Evaluating a minimax tree
The strategy behind the Minimax algorithm is that the computer assumes that both players will play to the best of their ability. So, if the opponent has the choice of a bad move or a good move, the computer will have the opponent choose the good move.
This simple and relatively obvious concept is the secret behind the minimax tree. Let's say the computer was programmed to play as Max. The best move or series of moves for the computer to make are those moves that result in the highest point value, no matter what Min does. Min will obviously try to choose the moves that result in the lowest point value.

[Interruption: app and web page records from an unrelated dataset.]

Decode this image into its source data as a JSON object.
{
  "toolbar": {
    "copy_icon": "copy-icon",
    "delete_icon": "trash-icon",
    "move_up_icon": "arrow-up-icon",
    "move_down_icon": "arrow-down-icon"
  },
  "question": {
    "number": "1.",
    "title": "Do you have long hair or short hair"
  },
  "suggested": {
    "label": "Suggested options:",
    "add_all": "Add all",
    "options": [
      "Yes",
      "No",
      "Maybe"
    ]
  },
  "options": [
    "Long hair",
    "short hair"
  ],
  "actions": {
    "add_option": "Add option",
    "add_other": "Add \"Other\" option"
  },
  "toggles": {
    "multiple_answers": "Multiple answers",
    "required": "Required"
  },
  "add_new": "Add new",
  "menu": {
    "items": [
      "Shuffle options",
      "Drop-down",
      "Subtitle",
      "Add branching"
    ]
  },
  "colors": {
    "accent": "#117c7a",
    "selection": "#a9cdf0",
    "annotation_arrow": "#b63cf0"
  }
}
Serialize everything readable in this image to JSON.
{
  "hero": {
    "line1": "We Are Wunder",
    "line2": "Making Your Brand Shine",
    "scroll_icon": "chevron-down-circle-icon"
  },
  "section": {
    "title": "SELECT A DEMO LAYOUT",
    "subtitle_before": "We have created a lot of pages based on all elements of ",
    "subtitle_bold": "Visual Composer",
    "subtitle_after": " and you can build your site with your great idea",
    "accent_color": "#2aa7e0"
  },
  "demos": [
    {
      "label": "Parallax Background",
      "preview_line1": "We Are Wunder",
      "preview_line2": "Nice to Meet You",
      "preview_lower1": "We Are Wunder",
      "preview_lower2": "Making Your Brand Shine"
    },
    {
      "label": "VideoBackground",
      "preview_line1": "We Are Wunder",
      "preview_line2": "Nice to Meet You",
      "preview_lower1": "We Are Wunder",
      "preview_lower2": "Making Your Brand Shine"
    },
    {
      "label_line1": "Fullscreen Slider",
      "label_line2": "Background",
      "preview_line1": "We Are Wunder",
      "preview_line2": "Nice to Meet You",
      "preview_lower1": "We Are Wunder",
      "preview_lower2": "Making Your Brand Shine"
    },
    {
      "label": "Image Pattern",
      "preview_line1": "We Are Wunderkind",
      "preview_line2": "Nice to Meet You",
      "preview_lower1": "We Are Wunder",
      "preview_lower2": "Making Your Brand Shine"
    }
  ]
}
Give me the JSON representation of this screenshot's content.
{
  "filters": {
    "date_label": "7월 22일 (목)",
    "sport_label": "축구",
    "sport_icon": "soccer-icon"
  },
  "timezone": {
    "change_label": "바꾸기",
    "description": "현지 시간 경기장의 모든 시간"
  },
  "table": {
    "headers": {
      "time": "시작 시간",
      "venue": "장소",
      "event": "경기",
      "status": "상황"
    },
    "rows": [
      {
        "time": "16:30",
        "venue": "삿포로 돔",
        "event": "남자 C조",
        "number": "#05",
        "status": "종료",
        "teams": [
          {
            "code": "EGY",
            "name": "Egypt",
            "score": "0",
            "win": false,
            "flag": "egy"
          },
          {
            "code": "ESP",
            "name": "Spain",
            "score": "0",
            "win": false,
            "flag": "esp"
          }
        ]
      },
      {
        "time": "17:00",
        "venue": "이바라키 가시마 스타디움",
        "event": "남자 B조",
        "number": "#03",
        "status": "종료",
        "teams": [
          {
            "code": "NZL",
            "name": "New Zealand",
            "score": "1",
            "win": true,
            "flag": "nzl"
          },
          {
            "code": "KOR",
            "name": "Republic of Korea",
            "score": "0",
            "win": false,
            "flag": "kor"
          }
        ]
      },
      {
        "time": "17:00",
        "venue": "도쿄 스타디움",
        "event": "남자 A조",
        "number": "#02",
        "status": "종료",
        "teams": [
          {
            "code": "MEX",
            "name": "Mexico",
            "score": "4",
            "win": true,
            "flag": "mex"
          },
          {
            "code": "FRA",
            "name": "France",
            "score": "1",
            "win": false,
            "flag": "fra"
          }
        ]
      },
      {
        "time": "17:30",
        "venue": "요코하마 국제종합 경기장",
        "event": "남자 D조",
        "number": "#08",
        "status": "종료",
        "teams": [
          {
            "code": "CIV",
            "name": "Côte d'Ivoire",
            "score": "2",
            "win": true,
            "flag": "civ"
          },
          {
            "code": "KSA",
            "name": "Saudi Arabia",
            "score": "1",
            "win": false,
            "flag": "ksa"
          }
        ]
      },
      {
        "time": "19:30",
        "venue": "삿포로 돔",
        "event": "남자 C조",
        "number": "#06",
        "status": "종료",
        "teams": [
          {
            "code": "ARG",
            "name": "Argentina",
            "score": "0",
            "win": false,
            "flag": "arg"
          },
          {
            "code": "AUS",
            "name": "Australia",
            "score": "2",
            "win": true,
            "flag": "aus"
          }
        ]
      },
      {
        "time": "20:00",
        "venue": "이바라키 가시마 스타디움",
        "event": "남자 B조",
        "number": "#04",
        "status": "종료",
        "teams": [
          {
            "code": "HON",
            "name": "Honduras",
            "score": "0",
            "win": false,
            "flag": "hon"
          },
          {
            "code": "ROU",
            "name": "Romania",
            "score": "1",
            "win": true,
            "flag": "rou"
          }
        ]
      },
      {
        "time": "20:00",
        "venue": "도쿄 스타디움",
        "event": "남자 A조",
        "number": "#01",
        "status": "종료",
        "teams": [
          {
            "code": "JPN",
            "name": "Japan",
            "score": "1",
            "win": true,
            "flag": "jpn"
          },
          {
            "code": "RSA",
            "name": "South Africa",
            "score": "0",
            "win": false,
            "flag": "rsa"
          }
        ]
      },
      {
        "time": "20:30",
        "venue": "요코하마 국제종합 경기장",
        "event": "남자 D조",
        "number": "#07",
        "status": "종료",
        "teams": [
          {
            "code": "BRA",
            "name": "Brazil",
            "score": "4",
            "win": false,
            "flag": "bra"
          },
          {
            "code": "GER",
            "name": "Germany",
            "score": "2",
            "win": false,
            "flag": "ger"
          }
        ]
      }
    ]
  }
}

In a sense, the bottom nodes of the tree are the only ones that need to be evaluated for a positional value, because they are the end product. Let's say the bottom nodes are always a position in which it is Max's turn to play. The computer would assume that Min would play the lowest-point move as possible, so the minimax value of any Max node would be equivalent to the point value of Min's lowest-point child node.
In the end, the computer's strength comes from the computer's ability to evaluate a position, and how deep the computer can read, just like in human board game playing. A chess grandmaster would often be able to evaluate slight differences better than an amateur, and the grandmaster will also be able to look ahead further. So, the computer looks ahead as far as it can, and it won't play grossly bad moves because it will see the crushing response from its opponent.
There are many algorithms that will help the efficiency of the Minimax tree search. One such algorithm is called Alpha-Beta Tree pruning. In a search using the Alpha-Beta pruning technique, the computer only has to search approximately the square root of the number of nodes it would have searched without the technique. Thus, when the computer would normally examine 400 nodes, the new program might only examine 20.
Other tools include the Transposition table, which records the results of searches in a small, fast table. Often, the same positions can be reached with a different sequence of moves. These two positions are said to transpose to each other. The table helps the computer recognize a board position it has already examined, and thus save time at the expense of memory.
Together, these techniques allow the computer to search through many, many nodes and thus simulate tactical thought. Although other techniques are coming into the spotlight (noticeably Neural Networks), the minimax tree is at the heart of the best programs.